Complex setup and settings: these cameras offer a wide range of settings and customisation options, which can provide incredible specificity and creative freedom. But, it can also be overwhelming for users who are new to livestreaming. Setting up the camera and adjusting settings on the go may require some technical expertise and familiarity with the camera's functionalities.
While smartphones have improved markedly in terms of camera capabilities, camcorders still provide dedicated features that are advantageous for filming sports. They offer superior zoom, autofocus, image stabilisation, manual controls, and durability, making them a preferred choice for capturing high-quality sports footage.
The camcorder option is almost always the best route. You will pretty much guarantee a good picture and have the controls and tooling you need to produce a great broadcast. When coupled with an Accsoon SeeMo you can trivialise the setup and do so for a fraction of the cost of many other livestreaming options.
Unfortunately, there are few "introductory" camcorders still in regular manufacture. MAS recommends the entry level Sony Camcorder , but there is little competition in this space and prices quickly jump from low-hundreds to low-thousands immediately into the "prosumer"/professional-consumer space. You may want to just start basic and build into more sophisticated features as you gain more following and confidence with the platform.

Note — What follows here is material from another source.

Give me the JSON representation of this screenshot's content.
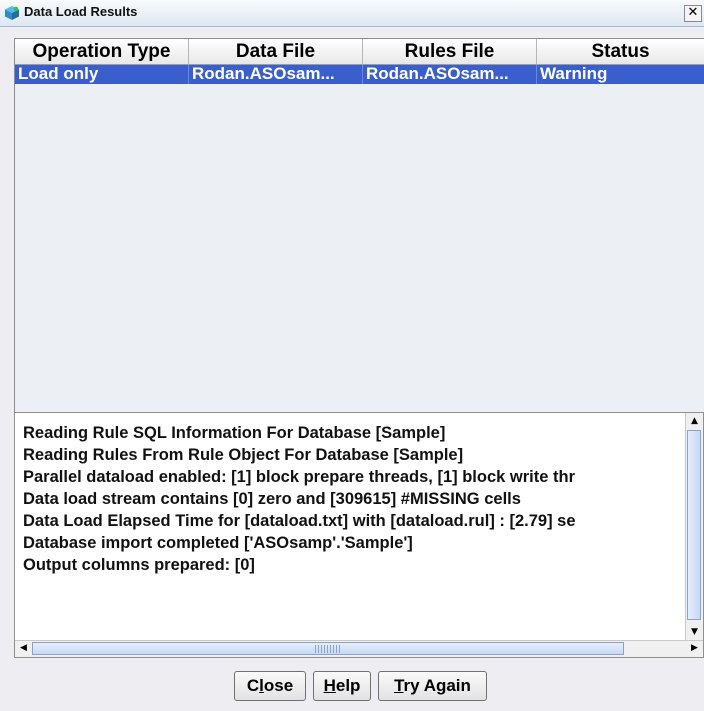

Some very cheap cameras found on places like AliExpress prevent the zoom and some other settings working when plugged into HDMI but occasionally can just be plugged into a laptop without a capture card, so it is worth completely discounting them.

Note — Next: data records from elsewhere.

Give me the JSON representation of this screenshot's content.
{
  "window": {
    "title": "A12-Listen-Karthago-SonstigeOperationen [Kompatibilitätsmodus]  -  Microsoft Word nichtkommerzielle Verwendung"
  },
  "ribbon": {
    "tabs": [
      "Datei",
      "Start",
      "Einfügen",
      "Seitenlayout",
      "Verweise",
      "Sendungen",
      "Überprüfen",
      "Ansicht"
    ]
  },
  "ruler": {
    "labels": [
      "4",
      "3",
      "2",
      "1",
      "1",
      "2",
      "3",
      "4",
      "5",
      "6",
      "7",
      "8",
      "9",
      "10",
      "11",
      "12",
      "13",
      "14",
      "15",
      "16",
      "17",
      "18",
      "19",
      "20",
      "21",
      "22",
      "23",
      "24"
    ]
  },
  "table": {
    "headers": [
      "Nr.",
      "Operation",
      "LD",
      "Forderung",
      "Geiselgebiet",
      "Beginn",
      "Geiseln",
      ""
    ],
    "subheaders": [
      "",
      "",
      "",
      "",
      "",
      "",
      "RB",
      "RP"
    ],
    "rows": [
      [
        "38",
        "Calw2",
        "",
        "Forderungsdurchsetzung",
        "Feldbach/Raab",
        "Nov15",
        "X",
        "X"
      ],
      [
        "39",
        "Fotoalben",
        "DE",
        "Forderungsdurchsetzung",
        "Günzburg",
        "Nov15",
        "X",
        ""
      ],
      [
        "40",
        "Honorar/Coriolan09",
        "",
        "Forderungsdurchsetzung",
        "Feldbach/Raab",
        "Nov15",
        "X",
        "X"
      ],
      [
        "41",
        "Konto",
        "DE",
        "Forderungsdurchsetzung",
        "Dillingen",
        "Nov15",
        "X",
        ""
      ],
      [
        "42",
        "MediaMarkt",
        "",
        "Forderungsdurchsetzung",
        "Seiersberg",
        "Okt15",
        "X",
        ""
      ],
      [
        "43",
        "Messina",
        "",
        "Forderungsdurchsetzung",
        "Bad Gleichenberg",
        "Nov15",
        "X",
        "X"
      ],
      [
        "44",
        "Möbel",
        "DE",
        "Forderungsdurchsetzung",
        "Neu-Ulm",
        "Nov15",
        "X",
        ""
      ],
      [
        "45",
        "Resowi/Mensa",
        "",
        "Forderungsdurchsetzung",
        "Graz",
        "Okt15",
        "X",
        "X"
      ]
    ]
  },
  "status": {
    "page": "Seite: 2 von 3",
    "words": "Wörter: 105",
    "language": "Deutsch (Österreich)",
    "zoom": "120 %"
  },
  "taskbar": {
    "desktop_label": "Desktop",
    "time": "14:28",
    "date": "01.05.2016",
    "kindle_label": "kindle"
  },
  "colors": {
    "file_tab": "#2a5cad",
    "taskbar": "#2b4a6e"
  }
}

Please make sure your camera is able to output a naked or "clean" feed from its HDMI - many cameras do not or, even worse, enter "TV mode" and display the contents of the SD card rather than the current viewfinder window as you may want/expect. This is especially true of DSLR/mirrorless/photography cameras.
The MAS kit discusses the basic HDMI capture card we recommend. A USB HDMI Capture Card is a generic USB device that takes the signal coming off your camcorder and turns it into something your laptop/Chromebook can understand - (for interest: a "webcam").
You can plug the HDMI feed from your camera into the HDMI
input on this device and plug the other end directly into your laptop/Chromebook.
You may consider upgrading yourself to more "professional" products like the popular Elgato Cam Link 4K over time but be warned that this may require more sophisticated computers to take this input and produce a higher quality production with.